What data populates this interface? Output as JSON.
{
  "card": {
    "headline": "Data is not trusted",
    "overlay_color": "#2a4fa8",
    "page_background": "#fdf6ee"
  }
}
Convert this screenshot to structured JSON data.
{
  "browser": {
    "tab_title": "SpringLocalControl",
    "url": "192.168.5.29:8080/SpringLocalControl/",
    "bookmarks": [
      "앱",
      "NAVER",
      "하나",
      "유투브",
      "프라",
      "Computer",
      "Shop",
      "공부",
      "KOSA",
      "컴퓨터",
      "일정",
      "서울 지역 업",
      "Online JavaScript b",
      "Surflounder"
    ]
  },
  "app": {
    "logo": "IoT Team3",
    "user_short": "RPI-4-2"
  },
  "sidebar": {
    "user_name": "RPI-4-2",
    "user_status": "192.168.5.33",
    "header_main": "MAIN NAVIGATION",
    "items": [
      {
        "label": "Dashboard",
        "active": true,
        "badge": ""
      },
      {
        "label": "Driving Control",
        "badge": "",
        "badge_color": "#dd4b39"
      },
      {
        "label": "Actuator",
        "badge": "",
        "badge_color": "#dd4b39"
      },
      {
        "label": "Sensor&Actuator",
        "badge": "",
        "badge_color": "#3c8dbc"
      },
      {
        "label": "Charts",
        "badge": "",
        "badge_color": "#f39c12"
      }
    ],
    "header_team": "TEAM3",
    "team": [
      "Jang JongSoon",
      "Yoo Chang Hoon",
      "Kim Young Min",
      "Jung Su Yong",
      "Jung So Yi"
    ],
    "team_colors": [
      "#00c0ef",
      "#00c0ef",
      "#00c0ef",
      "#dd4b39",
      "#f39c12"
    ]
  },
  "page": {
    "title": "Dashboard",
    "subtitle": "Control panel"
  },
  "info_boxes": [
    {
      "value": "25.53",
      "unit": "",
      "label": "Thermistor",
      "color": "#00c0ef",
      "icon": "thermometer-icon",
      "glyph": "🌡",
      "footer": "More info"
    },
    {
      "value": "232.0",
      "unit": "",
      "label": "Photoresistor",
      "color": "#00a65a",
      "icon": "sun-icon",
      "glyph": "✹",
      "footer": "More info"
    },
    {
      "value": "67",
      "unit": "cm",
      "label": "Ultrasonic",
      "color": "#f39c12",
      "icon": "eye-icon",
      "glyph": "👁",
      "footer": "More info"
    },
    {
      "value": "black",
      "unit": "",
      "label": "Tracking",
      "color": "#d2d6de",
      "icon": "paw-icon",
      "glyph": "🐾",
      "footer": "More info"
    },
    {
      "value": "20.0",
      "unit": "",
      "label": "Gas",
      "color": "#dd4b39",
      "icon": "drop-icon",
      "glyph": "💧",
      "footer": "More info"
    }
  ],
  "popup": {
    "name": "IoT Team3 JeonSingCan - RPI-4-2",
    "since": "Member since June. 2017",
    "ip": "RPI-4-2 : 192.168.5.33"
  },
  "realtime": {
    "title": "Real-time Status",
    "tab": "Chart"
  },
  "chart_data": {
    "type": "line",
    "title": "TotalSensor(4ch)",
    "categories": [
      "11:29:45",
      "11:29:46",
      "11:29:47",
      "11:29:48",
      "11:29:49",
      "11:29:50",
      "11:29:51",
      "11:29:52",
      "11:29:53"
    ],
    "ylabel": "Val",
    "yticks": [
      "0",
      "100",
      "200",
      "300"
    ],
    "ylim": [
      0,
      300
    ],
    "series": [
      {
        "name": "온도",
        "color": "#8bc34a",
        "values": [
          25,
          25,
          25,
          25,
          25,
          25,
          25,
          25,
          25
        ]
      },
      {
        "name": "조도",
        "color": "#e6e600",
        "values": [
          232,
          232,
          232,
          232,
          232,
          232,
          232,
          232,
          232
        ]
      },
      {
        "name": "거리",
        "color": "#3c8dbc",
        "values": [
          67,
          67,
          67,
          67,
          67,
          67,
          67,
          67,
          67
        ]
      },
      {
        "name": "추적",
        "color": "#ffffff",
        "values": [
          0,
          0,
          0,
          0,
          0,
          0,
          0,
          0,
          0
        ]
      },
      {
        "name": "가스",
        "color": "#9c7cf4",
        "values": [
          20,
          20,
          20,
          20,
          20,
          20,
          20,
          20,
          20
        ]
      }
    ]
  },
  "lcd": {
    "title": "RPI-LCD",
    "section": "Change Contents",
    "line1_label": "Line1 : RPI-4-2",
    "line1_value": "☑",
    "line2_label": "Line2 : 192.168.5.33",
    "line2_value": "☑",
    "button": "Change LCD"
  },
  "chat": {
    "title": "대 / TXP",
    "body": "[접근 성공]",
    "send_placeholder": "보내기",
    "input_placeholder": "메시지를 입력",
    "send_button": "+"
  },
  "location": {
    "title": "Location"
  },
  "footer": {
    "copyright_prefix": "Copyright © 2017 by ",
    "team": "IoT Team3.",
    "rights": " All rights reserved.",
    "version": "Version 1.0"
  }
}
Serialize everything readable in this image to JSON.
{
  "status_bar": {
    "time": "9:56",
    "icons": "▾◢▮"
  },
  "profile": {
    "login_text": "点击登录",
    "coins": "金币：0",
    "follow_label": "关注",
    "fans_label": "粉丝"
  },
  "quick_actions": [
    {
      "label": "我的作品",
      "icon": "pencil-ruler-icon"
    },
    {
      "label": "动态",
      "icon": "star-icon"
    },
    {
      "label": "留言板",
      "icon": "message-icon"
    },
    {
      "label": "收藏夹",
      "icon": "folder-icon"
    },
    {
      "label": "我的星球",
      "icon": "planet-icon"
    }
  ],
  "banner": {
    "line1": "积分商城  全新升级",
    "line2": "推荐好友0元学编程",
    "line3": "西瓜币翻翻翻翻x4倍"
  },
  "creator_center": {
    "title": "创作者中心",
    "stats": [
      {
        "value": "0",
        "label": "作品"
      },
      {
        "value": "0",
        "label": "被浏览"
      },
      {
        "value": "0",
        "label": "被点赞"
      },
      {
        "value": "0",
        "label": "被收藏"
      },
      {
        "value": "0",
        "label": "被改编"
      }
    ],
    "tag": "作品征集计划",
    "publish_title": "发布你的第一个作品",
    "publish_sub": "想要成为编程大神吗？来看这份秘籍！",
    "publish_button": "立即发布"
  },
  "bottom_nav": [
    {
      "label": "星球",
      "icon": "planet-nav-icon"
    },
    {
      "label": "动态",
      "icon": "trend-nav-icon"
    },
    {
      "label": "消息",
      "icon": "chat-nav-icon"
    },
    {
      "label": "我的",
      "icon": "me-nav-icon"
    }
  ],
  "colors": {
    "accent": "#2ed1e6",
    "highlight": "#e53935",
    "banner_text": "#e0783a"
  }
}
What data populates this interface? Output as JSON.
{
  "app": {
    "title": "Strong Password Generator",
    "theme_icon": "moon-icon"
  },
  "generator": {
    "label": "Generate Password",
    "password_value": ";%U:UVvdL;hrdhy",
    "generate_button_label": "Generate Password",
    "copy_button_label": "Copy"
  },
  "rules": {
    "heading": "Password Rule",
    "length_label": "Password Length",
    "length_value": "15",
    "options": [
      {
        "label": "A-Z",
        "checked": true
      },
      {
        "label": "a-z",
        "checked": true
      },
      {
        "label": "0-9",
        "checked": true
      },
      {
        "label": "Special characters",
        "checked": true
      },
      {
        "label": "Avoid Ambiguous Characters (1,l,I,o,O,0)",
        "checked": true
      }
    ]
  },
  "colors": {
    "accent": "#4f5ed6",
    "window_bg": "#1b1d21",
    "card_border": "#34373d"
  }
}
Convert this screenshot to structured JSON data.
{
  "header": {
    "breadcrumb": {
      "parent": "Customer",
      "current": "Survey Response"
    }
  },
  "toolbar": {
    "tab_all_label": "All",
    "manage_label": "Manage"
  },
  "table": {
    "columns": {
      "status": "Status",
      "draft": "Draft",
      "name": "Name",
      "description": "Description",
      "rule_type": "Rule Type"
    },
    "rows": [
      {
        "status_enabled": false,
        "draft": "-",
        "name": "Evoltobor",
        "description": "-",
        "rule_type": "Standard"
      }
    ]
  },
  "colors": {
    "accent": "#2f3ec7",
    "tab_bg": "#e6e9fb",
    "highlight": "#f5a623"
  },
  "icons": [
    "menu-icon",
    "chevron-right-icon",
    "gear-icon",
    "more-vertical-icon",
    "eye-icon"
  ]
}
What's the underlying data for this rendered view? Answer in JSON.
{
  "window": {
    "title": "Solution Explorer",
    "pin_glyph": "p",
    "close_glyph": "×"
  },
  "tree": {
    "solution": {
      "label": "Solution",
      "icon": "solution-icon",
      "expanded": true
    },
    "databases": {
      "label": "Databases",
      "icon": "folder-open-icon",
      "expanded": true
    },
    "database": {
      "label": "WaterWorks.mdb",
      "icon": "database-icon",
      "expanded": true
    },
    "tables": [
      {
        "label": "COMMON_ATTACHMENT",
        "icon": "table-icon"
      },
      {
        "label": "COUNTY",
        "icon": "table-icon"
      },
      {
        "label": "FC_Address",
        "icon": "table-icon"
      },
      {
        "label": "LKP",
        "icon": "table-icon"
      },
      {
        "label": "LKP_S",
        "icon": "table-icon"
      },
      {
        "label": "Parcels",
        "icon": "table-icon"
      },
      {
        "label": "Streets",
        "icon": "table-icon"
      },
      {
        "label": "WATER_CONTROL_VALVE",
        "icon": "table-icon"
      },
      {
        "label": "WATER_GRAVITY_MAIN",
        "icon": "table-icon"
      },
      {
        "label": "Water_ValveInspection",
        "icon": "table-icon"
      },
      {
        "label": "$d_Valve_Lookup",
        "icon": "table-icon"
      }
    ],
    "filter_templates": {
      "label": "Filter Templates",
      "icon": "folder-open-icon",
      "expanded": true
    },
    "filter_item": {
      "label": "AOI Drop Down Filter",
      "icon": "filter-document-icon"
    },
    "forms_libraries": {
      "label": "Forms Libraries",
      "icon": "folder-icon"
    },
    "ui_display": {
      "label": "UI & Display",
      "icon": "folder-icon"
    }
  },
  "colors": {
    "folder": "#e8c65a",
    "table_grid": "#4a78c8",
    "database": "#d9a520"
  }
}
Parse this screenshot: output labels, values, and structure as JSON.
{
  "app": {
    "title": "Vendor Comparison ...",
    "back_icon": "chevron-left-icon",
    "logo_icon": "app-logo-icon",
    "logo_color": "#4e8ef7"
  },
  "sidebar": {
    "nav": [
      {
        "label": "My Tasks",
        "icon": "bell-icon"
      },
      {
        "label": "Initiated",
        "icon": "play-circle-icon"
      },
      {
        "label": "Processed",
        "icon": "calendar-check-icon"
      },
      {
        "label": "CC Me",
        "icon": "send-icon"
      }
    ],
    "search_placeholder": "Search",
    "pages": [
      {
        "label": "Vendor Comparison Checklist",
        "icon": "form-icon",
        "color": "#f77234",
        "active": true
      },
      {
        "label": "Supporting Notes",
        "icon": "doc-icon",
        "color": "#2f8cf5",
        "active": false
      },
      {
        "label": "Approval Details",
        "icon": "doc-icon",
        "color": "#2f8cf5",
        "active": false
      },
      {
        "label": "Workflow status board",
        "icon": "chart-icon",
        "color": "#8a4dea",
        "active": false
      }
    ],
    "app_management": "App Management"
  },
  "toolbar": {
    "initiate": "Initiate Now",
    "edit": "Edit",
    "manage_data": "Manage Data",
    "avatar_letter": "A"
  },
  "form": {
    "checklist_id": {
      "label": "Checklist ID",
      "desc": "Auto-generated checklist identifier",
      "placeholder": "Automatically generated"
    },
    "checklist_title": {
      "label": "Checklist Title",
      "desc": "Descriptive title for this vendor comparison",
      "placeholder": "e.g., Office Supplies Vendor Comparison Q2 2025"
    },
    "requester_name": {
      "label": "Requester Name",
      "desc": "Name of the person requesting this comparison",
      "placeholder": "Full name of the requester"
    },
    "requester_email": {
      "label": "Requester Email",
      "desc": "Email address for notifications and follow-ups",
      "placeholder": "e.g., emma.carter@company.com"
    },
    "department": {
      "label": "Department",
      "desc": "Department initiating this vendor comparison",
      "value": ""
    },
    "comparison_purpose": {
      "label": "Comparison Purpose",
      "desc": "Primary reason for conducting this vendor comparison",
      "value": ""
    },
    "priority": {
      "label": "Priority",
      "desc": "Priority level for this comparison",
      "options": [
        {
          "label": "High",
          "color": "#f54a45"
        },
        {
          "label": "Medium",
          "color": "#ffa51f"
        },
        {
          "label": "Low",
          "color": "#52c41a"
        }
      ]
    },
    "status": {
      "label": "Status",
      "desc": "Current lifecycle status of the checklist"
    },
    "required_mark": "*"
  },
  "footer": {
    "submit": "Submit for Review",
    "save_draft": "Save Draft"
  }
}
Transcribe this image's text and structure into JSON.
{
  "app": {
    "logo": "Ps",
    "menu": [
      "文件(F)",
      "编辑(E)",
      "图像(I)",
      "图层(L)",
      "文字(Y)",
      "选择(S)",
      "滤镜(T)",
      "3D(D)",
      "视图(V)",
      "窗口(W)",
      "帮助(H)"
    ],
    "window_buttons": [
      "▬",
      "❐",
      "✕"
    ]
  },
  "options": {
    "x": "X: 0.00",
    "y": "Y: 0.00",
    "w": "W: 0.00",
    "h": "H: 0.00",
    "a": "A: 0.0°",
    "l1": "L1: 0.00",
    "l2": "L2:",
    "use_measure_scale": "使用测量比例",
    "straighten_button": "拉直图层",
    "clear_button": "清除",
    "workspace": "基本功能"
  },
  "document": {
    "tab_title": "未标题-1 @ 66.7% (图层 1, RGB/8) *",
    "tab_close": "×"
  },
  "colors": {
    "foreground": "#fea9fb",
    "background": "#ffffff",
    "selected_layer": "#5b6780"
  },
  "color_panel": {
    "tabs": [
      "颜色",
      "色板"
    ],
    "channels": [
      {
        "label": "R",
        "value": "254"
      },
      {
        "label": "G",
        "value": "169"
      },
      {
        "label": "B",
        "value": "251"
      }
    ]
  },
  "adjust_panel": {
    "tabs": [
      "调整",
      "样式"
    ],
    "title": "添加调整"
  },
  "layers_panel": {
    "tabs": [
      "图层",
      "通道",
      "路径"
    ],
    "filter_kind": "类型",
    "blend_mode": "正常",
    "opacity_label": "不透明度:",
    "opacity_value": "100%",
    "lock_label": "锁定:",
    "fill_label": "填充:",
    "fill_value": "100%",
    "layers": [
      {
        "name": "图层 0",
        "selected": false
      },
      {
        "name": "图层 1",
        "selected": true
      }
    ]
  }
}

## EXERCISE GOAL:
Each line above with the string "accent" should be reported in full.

## SOLUTION TO THIS PROBLEM:
    "accent": "#2ed1e6",
    "accent": "#4f5ed6",
    "accent": "#2f3ec7",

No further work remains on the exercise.